Data about app and page elements:
******
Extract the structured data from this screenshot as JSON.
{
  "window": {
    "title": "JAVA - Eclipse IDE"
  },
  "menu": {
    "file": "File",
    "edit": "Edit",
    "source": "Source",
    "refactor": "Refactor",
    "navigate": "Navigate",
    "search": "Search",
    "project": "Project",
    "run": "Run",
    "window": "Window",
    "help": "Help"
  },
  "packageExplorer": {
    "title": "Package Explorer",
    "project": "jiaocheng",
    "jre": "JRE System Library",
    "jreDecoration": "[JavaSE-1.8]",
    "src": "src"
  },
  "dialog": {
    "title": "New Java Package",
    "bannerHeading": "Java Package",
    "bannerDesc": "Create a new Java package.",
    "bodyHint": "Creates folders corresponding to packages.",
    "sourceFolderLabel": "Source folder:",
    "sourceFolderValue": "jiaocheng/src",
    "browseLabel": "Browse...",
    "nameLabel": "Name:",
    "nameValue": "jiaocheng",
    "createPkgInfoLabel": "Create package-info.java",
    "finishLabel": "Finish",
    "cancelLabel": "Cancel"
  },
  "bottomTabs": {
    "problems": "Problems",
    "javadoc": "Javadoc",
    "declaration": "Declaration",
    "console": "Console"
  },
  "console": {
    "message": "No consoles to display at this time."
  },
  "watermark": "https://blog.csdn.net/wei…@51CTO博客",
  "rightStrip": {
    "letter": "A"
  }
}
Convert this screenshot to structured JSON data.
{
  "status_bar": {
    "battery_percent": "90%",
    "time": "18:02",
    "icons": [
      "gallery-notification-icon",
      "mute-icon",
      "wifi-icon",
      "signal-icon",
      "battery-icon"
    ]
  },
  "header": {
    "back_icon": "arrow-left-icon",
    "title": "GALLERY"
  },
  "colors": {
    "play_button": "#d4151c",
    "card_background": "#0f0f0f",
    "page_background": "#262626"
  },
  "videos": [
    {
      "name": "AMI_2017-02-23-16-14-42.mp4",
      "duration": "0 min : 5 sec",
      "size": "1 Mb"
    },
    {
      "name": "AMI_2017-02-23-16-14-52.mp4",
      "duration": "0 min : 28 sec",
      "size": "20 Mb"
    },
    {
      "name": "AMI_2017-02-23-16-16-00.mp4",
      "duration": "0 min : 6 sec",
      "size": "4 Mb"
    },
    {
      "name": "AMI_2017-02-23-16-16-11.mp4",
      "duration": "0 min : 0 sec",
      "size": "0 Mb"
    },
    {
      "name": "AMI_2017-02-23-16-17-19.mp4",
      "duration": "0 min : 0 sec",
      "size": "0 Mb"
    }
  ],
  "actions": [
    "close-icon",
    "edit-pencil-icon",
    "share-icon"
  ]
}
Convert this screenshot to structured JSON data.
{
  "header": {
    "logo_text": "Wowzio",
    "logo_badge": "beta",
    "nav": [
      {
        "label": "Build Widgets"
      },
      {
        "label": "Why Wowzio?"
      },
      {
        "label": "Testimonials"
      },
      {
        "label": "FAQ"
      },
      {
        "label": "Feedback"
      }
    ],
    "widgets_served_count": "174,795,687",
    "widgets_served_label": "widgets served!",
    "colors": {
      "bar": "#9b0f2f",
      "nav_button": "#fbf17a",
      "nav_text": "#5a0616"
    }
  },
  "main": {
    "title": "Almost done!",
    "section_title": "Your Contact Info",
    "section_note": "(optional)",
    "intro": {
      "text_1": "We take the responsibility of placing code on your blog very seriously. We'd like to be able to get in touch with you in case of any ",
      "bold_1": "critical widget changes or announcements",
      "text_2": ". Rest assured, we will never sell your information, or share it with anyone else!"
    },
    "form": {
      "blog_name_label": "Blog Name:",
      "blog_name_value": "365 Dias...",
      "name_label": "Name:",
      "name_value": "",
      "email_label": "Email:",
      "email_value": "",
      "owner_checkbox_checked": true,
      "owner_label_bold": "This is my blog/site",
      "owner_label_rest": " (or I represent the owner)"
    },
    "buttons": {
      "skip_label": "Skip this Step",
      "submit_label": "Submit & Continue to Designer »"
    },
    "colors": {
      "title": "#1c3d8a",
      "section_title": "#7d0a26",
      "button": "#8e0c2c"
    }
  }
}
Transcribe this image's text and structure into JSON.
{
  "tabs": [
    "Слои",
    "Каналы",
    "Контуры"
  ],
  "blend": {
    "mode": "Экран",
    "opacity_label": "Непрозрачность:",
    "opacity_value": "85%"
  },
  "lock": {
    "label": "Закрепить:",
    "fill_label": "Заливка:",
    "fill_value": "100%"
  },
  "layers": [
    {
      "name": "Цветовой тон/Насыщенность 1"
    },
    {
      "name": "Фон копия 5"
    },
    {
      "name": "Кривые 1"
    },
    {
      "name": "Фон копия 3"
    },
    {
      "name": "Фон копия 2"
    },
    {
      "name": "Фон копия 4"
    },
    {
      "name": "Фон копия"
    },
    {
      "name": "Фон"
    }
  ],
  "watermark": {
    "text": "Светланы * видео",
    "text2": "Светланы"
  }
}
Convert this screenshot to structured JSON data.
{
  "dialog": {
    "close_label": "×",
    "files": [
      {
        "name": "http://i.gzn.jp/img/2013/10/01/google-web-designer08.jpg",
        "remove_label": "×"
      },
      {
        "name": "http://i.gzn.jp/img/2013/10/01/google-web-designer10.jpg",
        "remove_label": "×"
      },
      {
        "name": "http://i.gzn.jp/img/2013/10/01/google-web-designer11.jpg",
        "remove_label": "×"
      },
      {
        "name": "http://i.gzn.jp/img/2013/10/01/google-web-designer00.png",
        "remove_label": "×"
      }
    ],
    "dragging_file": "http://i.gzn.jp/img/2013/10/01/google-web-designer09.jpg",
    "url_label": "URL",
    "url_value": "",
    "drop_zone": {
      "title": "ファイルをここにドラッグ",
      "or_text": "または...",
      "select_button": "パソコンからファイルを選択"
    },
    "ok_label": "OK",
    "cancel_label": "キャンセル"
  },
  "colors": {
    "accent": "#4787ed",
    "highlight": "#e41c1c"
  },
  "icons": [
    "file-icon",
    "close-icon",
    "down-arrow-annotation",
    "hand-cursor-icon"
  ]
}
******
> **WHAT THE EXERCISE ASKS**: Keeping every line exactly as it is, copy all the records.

> **WRITTEN ANSWER**:
Extract the structured data from this screenshot as JSON.
{
  "window": {
    "title": "JAVA - Eclipse IDE"
  },
  "menu": {
    "file": "File",
    "edit": "Edit",
    "source": "Source",
    "refactor": "Refactor",
    "navigate": "Navigate",
    "search": "Search",
    "project": "Project",
    "run": "Run",
    "window": "Window",
    "help": "Help"
  },
  "packageExplorer": {
    "title": "Package Explorer",
    "project": "jiaocheng",
    "jre": "JRE System Library",
    "jreDecoration": "[JavaSE-1.8]",
    "src": "src"
  },
  "dialog": {
    "title": "New Java Package",
    "bannerHeading": "Java Package",
    "bannerDesc": "Create a new Java package.",
    "bodyHint": "Creates folders corresponding to packages.",
    "sourceFolderLabel": "Source folder:",
    "sourceFolderValue": "jiaocheng/src",
    "browseLabel": "Browse...",
    "nameLabel": "Name:",
    "nameValue": "jiaocheng",
    "createPkgInfoLabel": "Create package-info.java",
    "finishLabel": "Finish",
    "cancelLabel": "Cancel"
  },
  "bottomTabs": {
    "problems": "Problems",
    "javadoc": "Javadoc",
    "declaration": "Declaration",
    "console": "Console"
  },
  "console": {
    "message": "No consoles to display at this time."
  },
  "watermark": "https://blog.csdn.net/wei…@51CTO博客",
  "rightStrip": {
    "letter": "A"
  }
}
Convert this screenshot to structured JSON data.
{
  "status_bar": {
    "battery_percent": "90%",
    "time": "18:02",
    "icons": [
      "gallery-notification-icon",
      "mute-icon",
      "wifi-icon",
      "signal-icon",
      "battery-icon"
    ]
  },
  "header": {
    "back_icon": "arrow-left-icon",
    "title": "GALLERY"
  },
  "colors": {
    "play_button": "#d4151c",
    "card_background": "#0f0f0f",
    "page_background": "#262626"
  },
  "videos": [
    {
      "name": "AMI_2017-02-23-16-14-42.mp4",
      "duration": "0 min : 5 sec",
      "size": "1 Mb"
    },
    {
      "name": "AMI_2017-02-23-16-14-52.mp4",
      "duration": "0 min : 28 sec",
      "size": "20 Mb"
    },
    {
      "name": "AMI_2017-02-23-16-16-00.mp4",
      "duration": "0 min : 6 sec",
      "size": "4 Mb"
    },
    {
      "name": "AMI_2017-02-23-16-16-11.mp4",
      "duration": "0 min : 0 sec",
      "size": "0 Mb"
    },
    {
      "name": "AMI_2017-02-23-16-17-19.mp4",
      "duration": "0 min : 0 sec",
      "size": "0 Mb"
    }
  ],
  "actions": [
    "close-icon",
    "edit-pencil-icon",
    "share-icon"
  ]
}
Convert this screenshot to structured JSON data.
{
  "header": {
    "logo_text": "Wowzio",
    "logo_badge": "beta",
    "nav": [
      {
        "label": "Build Widgets"
      },
      {
        "label": "Why Wowzio?"
      },
      {
        "label": "Testimonials"
      },
      {
        "label": "FAQ"
      },
      {
        "label": "Feedback"
      }
    ],
    "widgets_served_count": "174,795,687",
    "widgets_served_label": "widgets served!",
    "colors": {
      "bar": "#9b0f2f",
      "nav_button": "#fbf17a",
      "nav_text": "#5a0616"
    }
  },
  "main": {
    "title": "Almost done!",
    "section_title": "Your Contact Info",
    "section_note": "(optional)",
    "intro": {
      "text_1": "We take the responsibility of placing code on your blog very seriously. We'd like to be able to get in touch with you in case of any ",
      "bold_1": "critical widget changes or announcements",
      "text_2": ". Rest assured, we will never sell your information, or share it with anyone else!"
    },
    "form": {
      "blog_name_label": "Blog Name:",
      "blog_name_value": "365 Dias...",
      "name_label": "Name:",
      "name_value": "",
      "email_label": "Email:",
      "email_value": "",
      "owner_checkbox_checked": true,
      "owner_label_bold": "This is my blog/site",
      "owner_label_rest": " (or I represent the owner)"
    },
    "buttons": {
      "skip_label": "Skip this Step",
      "submit_label": "Submit & Continue to Designer »"
    },
    "colors": {
      "title": "#1c3d8a",
      "section_title": "#7d0a26",
      "button": "#8e0c2c"
    }
  }
}
Transcribe this image's text and structure into JSON.
{
  "tabs": [
    "Слои",
    "Каналы",
    "Контуры"
  ],
  "blend": {
    "mode": "Экран",
    "opacity_label": "Непрозрачность:",
    "opacity_value": "85%"
  },
  "lock": {
    "label": "Закрепить:",
    "fill_label": "Заливка:",
    "fill_value": "100%"
  },
  "layers": [
    {
      "name": "Цветовой тон/Насыщенность 1"
    },
    {
      "name": "Фон копия 5"
    },
    {
      "name": "Кривые 1"
    },
    {
      "name": "Фон копия 3"
    },
    {
      "name": "Фон копия 2"
    },
    {
      "name": "Фон копия 4"
    },
    {
      "name": "Фон копия"
    },
    {
      "name": "Фон"
    }
  ],
  "watermark": {
    "text": "Светланы * видео",
    "text2": "Светланы"
  }
}
Convert this screenshot to structured JSON data.
{
  "dialog": {
    "close_label": "×",
    "files": [
      {
        "name": "http://i.gzn.jp/img/2013/10/01/google-web-designer08.jpg",
        "remove_label": "×"
      },
      {
        "name": "http://i.gzn.jp/img/2013/10/01/google-web-designer10.jpg",
        "remove_label": "×"
      },
      {
        "name": "http://i.gzn.jp/img/2013/10/01/google-web-designer11.jpg",
        "remove_label": "×"
      },
      {
        "name": "http://i.gzn.jp/img/2013/10/01/google-web-designer00.png",
        "remove_label": "×"
      }
    ],
    "dragging_file": "http://i.gzn.jp/img/2013/10/01/google-web-designer09.jpg",
    "url_label": "URL",
    "url_value": "",
    "drop_zone": {
      "title": "ファイルをここにドラッグ",
      "or_text": "または...",
      "select_button": "パソコンからファイルを選択"
    },
    "ok_label": "OK",
    "cancel_label": "キャンセル"
  },
  "colors": {
    "accent": "#4787ed",
    "highlight": "#e41c1c"
  },
  "icons": [
    "file-icon",
    "close-icon",
    "down-arrow-annotation",
    "hand-cursor-icon"
  ]
}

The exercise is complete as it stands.